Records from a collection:

════════════════

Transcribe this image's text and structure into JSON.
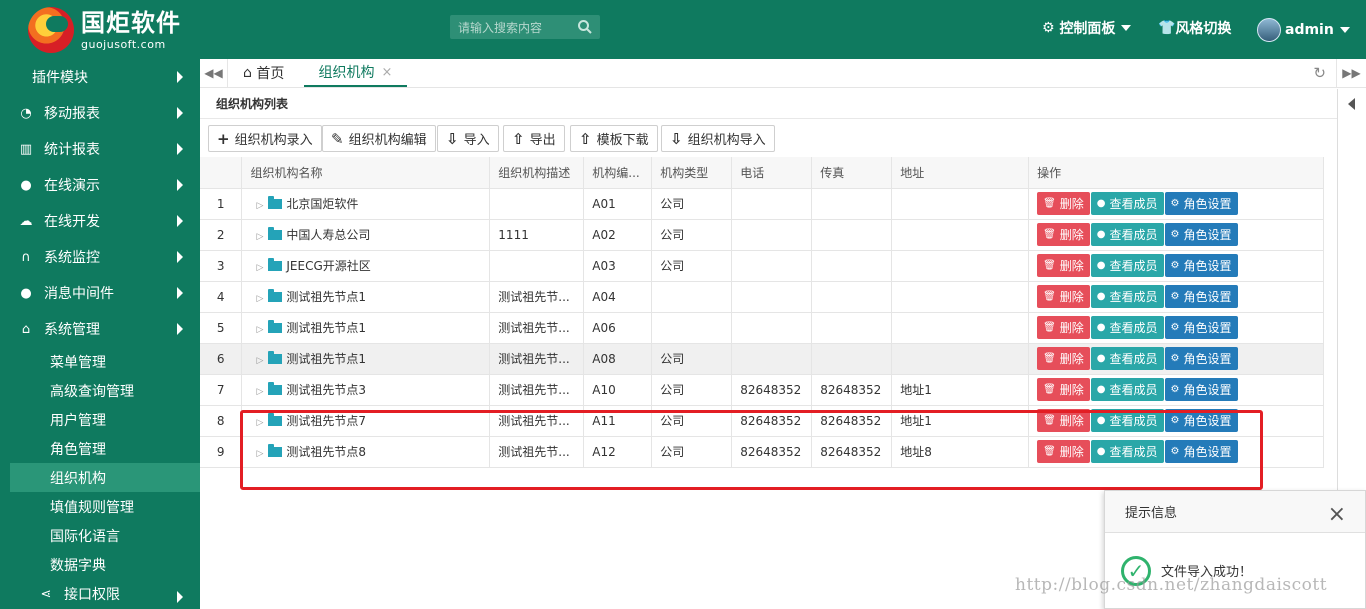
{
  "brand": {
    "title": "国炬软件",
    "subtitle": "guojusoft.com"
  },
  "header": {
    "search_placeholder": "请输入搜索内容",
    "control_panel": "控制面板",
    "theme_switch": "风格切换",
    "user": "admin"
  },
  "sidebar": {
    "items": [
      {
        "label": "插件模块",
        "icon": "plugin-icon"
      },
      {
        "label": "移动报表",
        "icon": "mobile-report-icon"
      },
      {
        "label": "统计报表",
        "icon": "bar-chart-icon"
      },
      {
        "label": "在线演示",
        "icon": "play-icon"
      },
      {
        "label": "在线开发",
        "icon": "cloud-icon"
      },
      {
        "label": "系统监控",
        "icon": "headset-icon"
      },
      {
        "label": "消息中间件",
        "icon": "comment-icon"
      },
      {
        "label": "系统管理",
        "icon": "home-icon"
      }
    ],
    "subitems": [
      "菜单管理",
      "高级查询管理",
      "用户管理",
      "角色管理",
      "组织机构",
      "填值规则管理",
      "国际化语言",
      "数据字典"
    ],
    "bottom": "接口权限"
  },
  "tabs": {
    "home": "首页",
    "current": "组织机构"
  },
  "panel": {
    "title": "组织机构列表"
  },
  "toolbar": [
    "组织机构录入",
    "组织机构编辑",
    "导入",
    "导出",
    "模板下载",
    "组织机构导入"
  ],
  "table": {
    "headers": [
      "",
      "组织机构名称",
      "组织机构描述",
      "机构编...",
      "机构类型",
      "电话",
      "传真",
      "地址",
      "操作"
    ],
    "rows": [
      [
        "1",
        "北京国炬软件",
        "",
        "A01",
        "公司",
        "",
        "",
        ""
      ],
      [
        "2",
        "中国人寿总公司",
        "1111",
        "A02",
        "公司",
        "",
        "",
        ""
      ],
      [
        "3",
        "JEECG开源社区",
        "",
        "A03",
        "公司",
        "",
        "",
        ""
      ],
      [
        "4",
        "测试祖先节点1",
        "测试祖先节...",
        "A04",
        "",
        "",
        "",
        ""
      ],
      [
        "5",
        "测试祖先节点1",
        "测试祖先节...",
        "A06",
        "",
        "",
        "",
        ""
      ],
      [
        "6",
        "测试祖先节点1",
        "测试祖先节...",
        "A08",
        "公司",
        "",
        "",
        ""
      ],
      [
        "7",
        "测试祖先节点3",
        "测试祖先节...",
        "A10",
        "公司",
        "82648352",
        "82648352",
        "地址1"
      ],
      [
        "8",
        "测试祖先节点7",
        "测试祖先节...",
        "A11",
        "公司",
        "82648352",
        "82648352",
        "地址1"
      ],
      [
        "9",
        "测试祖先节点8",
        "测试祖先节...",
        "A12",
        "公司",
        "82648352",
        "82648352",
        "地址8"
      ]
    ],
    "actions": [
      "删除",
      "查看成员",
      "角色设置"
    ]
  },
  "toast": {
    "title": "提示信息",
    "message": "文件导入成功！"
  },
  "watermark": "http://blog.csdn.net/zhangdaiscott",
  "colors": {
    "header": "#0f7a5f",
    "danger": "#e64e5a",
    "view": "#2aa7a8",
    "role": "#247bb9"
  }
}
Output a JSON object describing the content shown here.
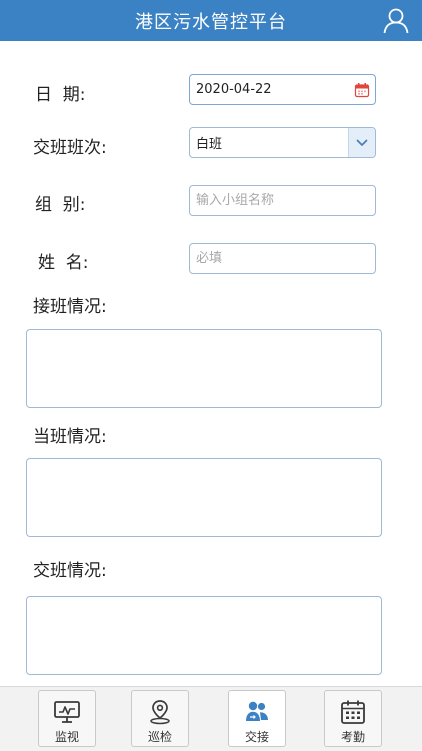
{
  "header": {
    "title": "港区污水管控平台",
    "user_icon": "user-icon"
  },
  "form": {
    "date": {
      "label": "日  期:",
      "value": "2020-04-22",
      "icon": "calendar-icon"
    },
    "shift": {
      "label": "交班班次:",
      "value": "白班",
      "icon": "chevron-down-icon"
    },
    "group": {
      "label": "组  别:",
      "placeholder": "输入小组名称",
      "value": ""
    },
    "name": {
      "label": "姓  名:",
      "placeholder": "必填",
      "value": ""
    },
    "takeover": {
      "label": "接班情况:",
      "value": ""
    },
    "current": {
      "label": "当班情况:",
      "value": ""
    },
    "handover": {
      "label": "交班情况:",
      "value": ""
    }
  },
  "tabs": [
    {
      "label": "监视",
      "icon": "monitor-icon"
    },
    {
      "label": "巡检",
      "icon": "location-pin-icon"
    },
    {
      "label": "交接",
      "icon": "handover-users-icon",
      "active": true
    },
    {
      "label": "考勤",
      "icon": "attendance-calendar-icon"
    }
  ],
  "colors": {
    "header_bg": "#3b82c4",
    "accent": "#3b82c4",
    "field_border": "#9fb9d6",
    "calendar_red": "#e0463b"
  }
}
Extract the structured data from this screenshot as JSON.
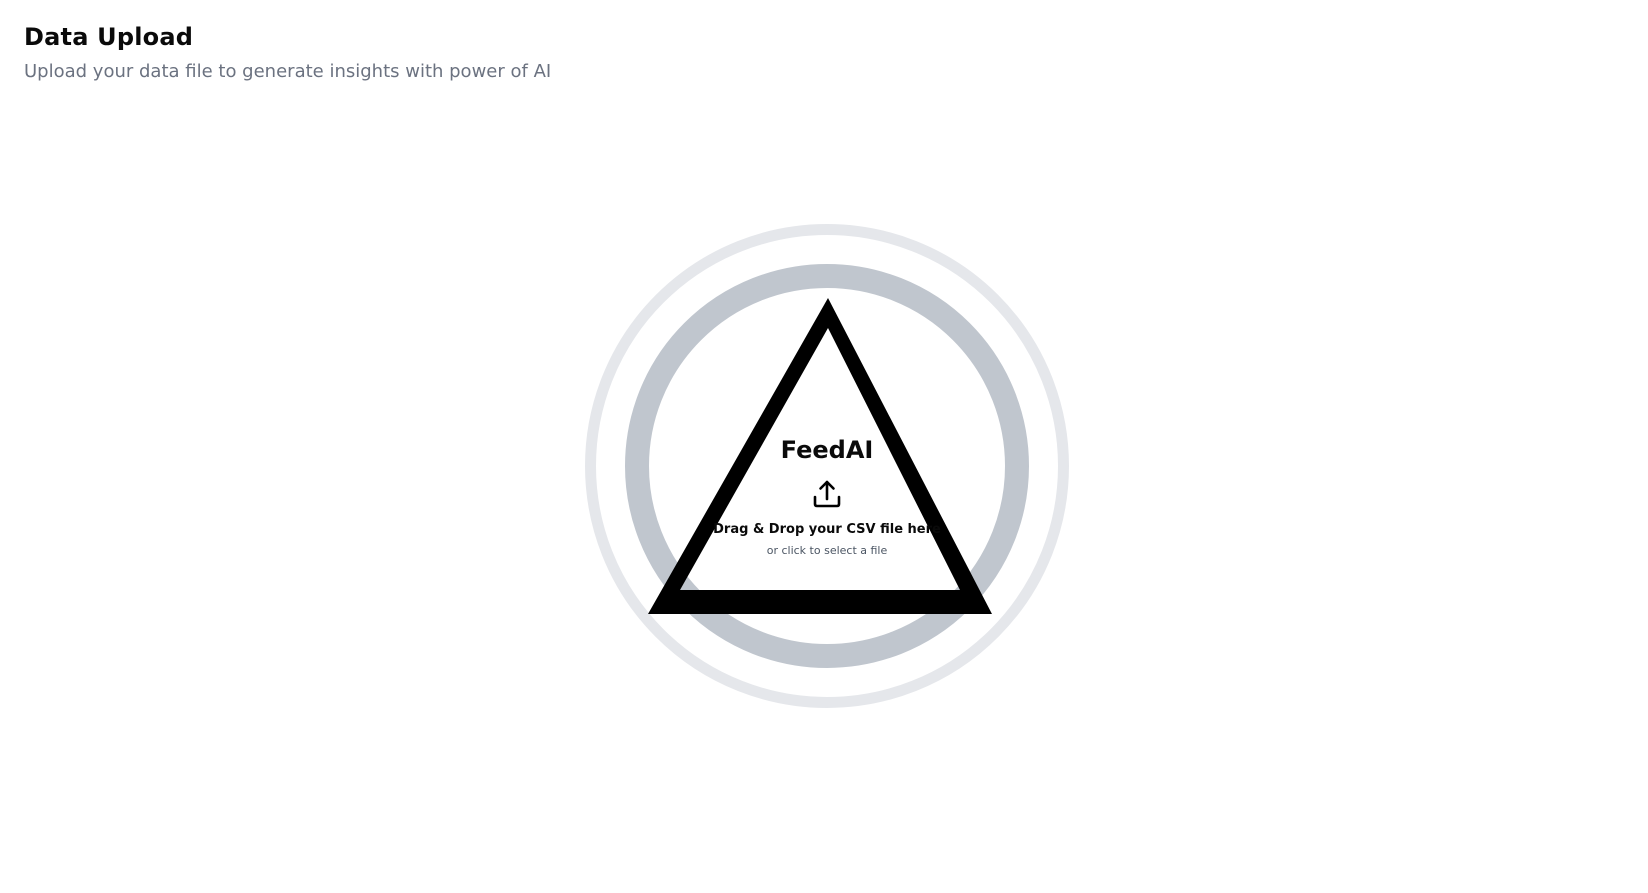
{
  "header": {
    "title": "Data Upload",
    "subtitle": "Upload your data file to generate insights with power of AI"
  },
  "dropzone": {
    "brand": "FeedAI",
    "icon": "upload-icon",
    "label": "Drag & Drop your CSV file here",
    "hint": "or click to select a file"
  },
  "colors": {
    "outer_ring": "#e5e7eb",
    "inner_ring": "#c0c6ce",
    "triangle": "#000000",
    "subtitle": "#6b7280"
  }
}
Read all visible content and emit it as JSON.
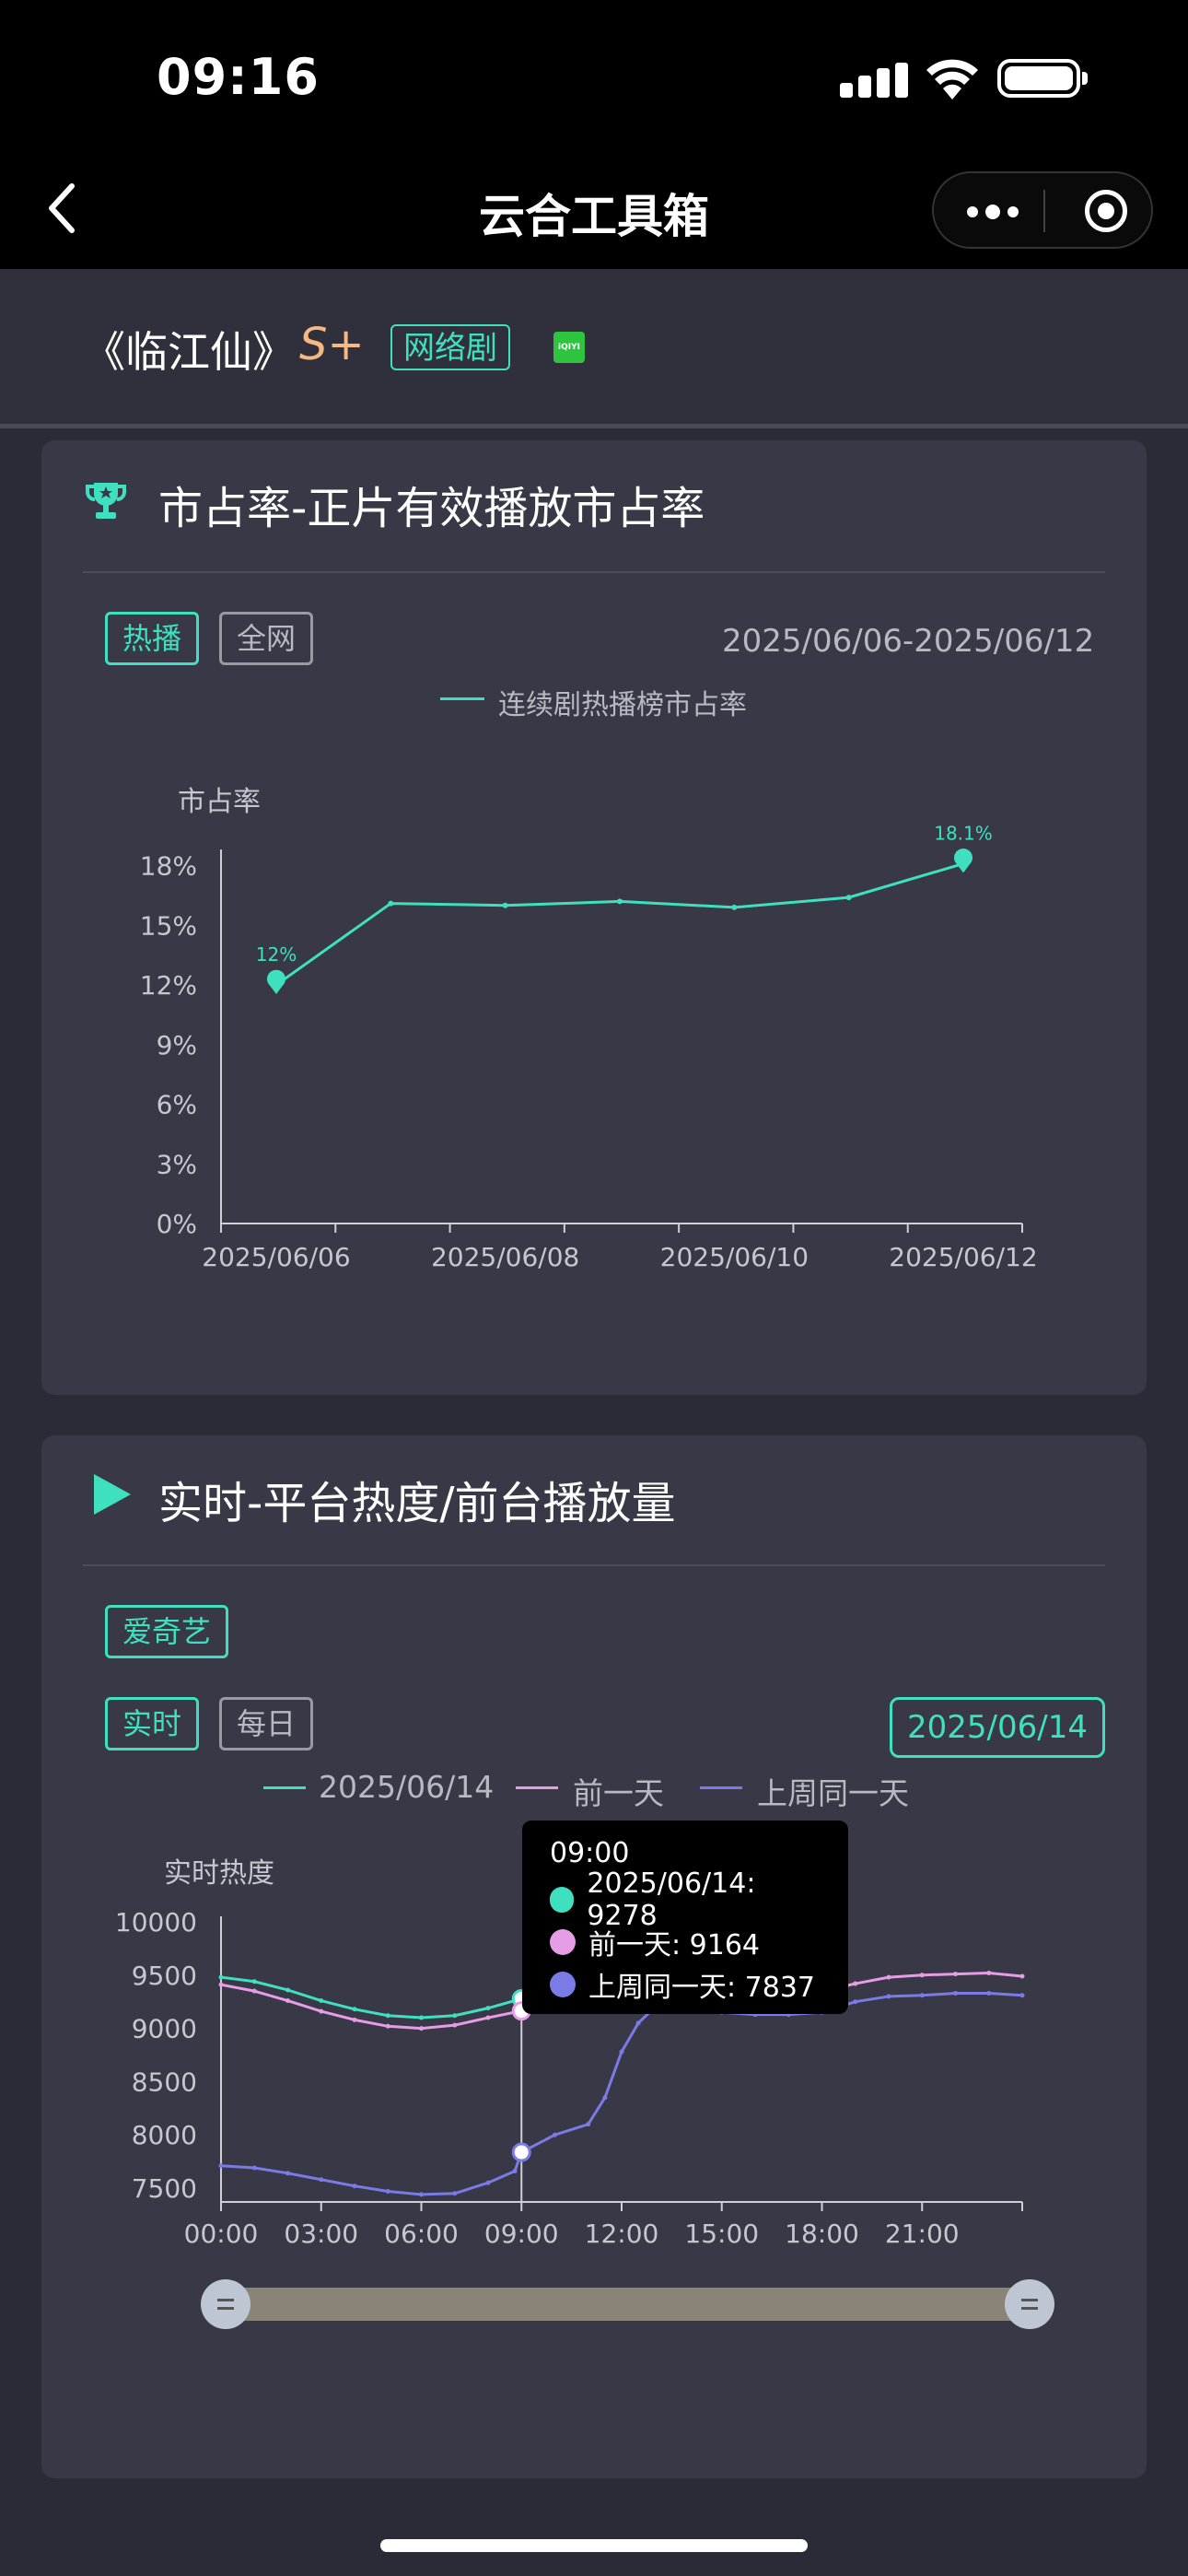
{
  "status": {
    "time": "09:16"
  },
  "nav": {
    "title": "云合工具箱"
  },
  "header": {
    "drama": "《临江仙》",
    "rank": "S+",
    "type": "网络剧",
    "platform_logo_text": "iQIYI"
  },
  "card1": {
    "title": "市占率-正片有效播放市占率",
    "tags": [
      "热播",
      "全网"
    ],
    "date_range": "2025/06/06-2025/06/12",
    "legend": "连续剧热播榜市占率"
  },
  "card2": {
    "title": "实时-平台热度/前台播放量",
    "platform_tag": "爱奇艺",
    "mode_tags": [
      "实时",
      "每日"
    ],
    "date": "2025/06/14",
    "legend": [
      "2025/06/14",
      "前一天",
      "上周同一天"
    ]
  },
  "tooltip": {
    "time": "09:00",
    "rows": [
      {
        "label": "2025/06/14: 9278",
        "color": "#3fe0c0"
      },
      {
        "label": "前一天: 9164",
        "color": "#e59de6"
      },
      {
        "label": "上周同一天: 7837",
        "color": "#7b7be8"
      }
    ]
  },
  "colors": {
    "accent": "#3fe0c0",
    "prev_day": "#e59de6",
    "last_week": "#7b7be8",
    "background": "#2b2b37",
    "card": "#383846"
  },
  "chart_data": [
    {
      "type": "line",
      "title": "",
      "ylabel": "市占率",
      "xlabel": "",
      "y_unit": "%",
      "x": [
        "2025/06/06",
        "2025/06/07",
        "2025/06/08",
        "2025/06/09",
        "2025/06/10",
        "2025/06/11",
        "2025/06/12"
      ],
      "x_tick_labels": [
        "2025/06/06",
        "2025/06/08",
        "2025/06/10",
        "2025/06/12"
      ],
      "y_ticks": [
        "0%",
        "3%",
        "6%",
        "9%",
        "12%",
        "15%",
        "18%"
      ],
      "ylim": [
        0,
        19
      ],
      "series": [
        {
          "name": "连续剧热播榜市占率",
          "color": "#3fe0c0",
          "values": [
            12,
            16.1,
            16.0,
            16.2,
            15.9,
            16.4,
            18.1
          ]
        }
      ],
      "annotations": [
        {
          "x": "2025/06/06",
          "label": "12%"
        },
        {
          "x": "2025/06/12",
          "label": "18.1%"
        }
      ],
      "grid": false
    },
    {
      "type": "line",
      "title": "",
      "ylabel": "实时热度",
      "xlabel": "",
      "x_tick_labels": [
        "00:00",
        "03:00",
        "06:00",
        "09:00",
        "12:00",
        "15:00",
        "18:00",
        "21:00"
      ],
      "y_ticks": [
        "7500",
        "8000",
        "8500",
        "9000",
        "9500",
        "10000"
      ],
      "ylim": [
        7400,
        10000
      ],
      "x_unit_hours": [
        0,
        24
      ],
      "grid": false,
      "series": [
        {
          "name": "2025/06/14",
          "color": "#3fe0c0",
          "points": [
            [
              0,
              9480
            ],
            [
              1,
              9440
            ],
            [
              2,
              9360
            ],
            [
              3,
              9260
            ],
            [
              4,
              9180
            ],
            [
              5,
              9120
            ],
            [
              6,
              9100
            ],
            [
              7,
              9120
            ],
            [
              8,
              9190
            ],
            [
              9,
              9278
            ]
          ]
        },
        {
          "name": "前一天",
          "color": "#e59de6",
          "points": [
            [
              0,
              9410
            ],
            [
              1,
              9350
            ],
            [
              2,
              9260
            ],
            [
              3,
              9160
            ],
            [
              4,
              9080
            ],
            [
              5,
              9020
            ],
            [
              6,
              9000
            ],
            [
              7,
              9030
            ],
            [
              8,
              9100
            ],
            [
              9,
              9164
            ],
            [
              10,
              9230
            ],
            [
              11,
              9290
            ],
            [
              12,
              9330
            ],
            [
              13,
              9340
            ],
            [
              14,
              9320
            ],
            [
              15,
              9300
            ],
            [
              16,
              9290
            ],
            [
              17,
              9300
            ],
            [
              18,
              9350
            ],
            [
              19,
              9420
            ],
            [
              20,
              9480
            ],
            [
              21,
              9500
            ],
            [
              22,
              9510
            ],
            [
              23,
              9520
            ],
            [
              24,
              9490
            ]
          ]
        },
        {
          "name": "上周同一天",
          "color": "#7b7be8",
          "points": [
            [
              0,
              7710
            ],
            [
              1,
              7690
            ],
            [
              2,
              7640
            ],
            [
              3,
              7580
            ],
            [
              4,
              7520
            ],
            [
              5,
              7470
            ],
            [
              6,
              7440
            ],
            [
              7,
              7450
            ],
            [
              8,
              7550
            ],
            [
              8.8,
              7660
            ],
            [
              9,
              7837
            ],
            [
              10,
              8000
            ],
            [
              11,
              8100
            ],
            [
              11.5,
              8350
            ],
            [
              12,
              8780
            ],
            [
              12.5,
              9050
            ],
            [
              13,
              9200
            ],
            [
              14,
              9220
            ],
            [
              15,
              9150
            ],
            [
              16,
              9130
            ],
            [
              17,
              9130
            ],
            [
              18,
              9150
            ],
            [
              19,
              9250
            ],
            [
              20,
              9300
            ],
            [
              21,
              9310
            ],
            [
              22,
              9330
            ],
            [
              23,
              9330
            ],
            [
              24,
              9310
            ]
          ]
        }
      ],
      "cursor_x": 9
    }
  ]
}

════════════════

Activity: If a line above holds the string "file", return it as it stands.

Written solution:
    "subtitle": "Upload your data file to generate insights with power of AI"
    "label": "Drag & Drop your CSV file here",
    "hint": "or click to select a file"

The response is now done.